    “For the last five years, we’ve saved the money in the surcharge account because we knew it would take time to do what we wanted to do,” Shearman said.

    In 2016, Shearman said that the Oxford County Registry of Deeds brought its microfilm archives from Iron Mountain, Pennsylvania, where it had been housed for years, to the Maine State Archives in Augusta.

    “Once we had our microfilm, we contacted Kofile, a professional restoration company,” Shearman said. “They came and looked at our older plans, which were located in very large and heavy books. Kofile said that in order to digitally preserve the plans and create new microfilm, they would need access to our source documents.”

    Shearman said that the Registry of Deeds sent out “one or two books at a time as we could afford it.”

    “Using the surcharge account, we spent about $120,000 to preserve the plans and create new microfilm,” Shearman said. “The plans were placed on polyester microfilm, which has a 500 year lifespan.”

    Many of the plans, prior to being restored, were illegible due to “digital noise,” Shearman said, which caused the plans to be pixelated or grainy when viewed in a digital format.

    In addition to sending 1,300 of the registry’s plans to Kofile for restoration, Shearman said that the registry replaced its large-format printer with a new one, which allowed Smith to scan the remaining 4,000 plans into a digital format.

    “Using the surcharge account, Deb came in an hour early each day and scanned those documents one by one,” Shearman said.

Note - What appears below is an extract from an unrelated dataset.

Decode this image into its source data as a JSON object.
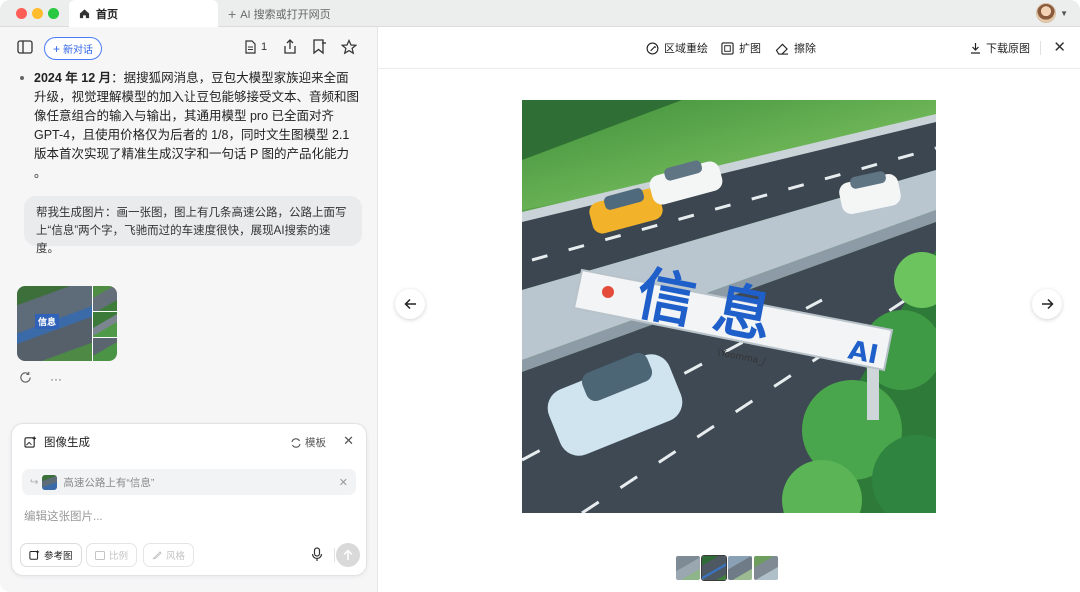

    Any new documents that come in are now scanned through the new large-format printer, and at the end of each month, they’re made into microfilm by Info Quick Solutions and sent to Maine State Archives.

    Final step

    Shearman said that sometime in October, the five-year project “should be wrapped up.”

    The final step in the process is to make new microfilms of the 4,000 documents that Smith scanned into the large-format printer.

    As the project comes to an end, Shearman said that “none of this would have been completed or possible without a willing partner in Deputy Register of Deeds Deb Smith.”

    “We’re very excited to have completed this project for the public,” she added.

    mdaigle@sunmediagroup.net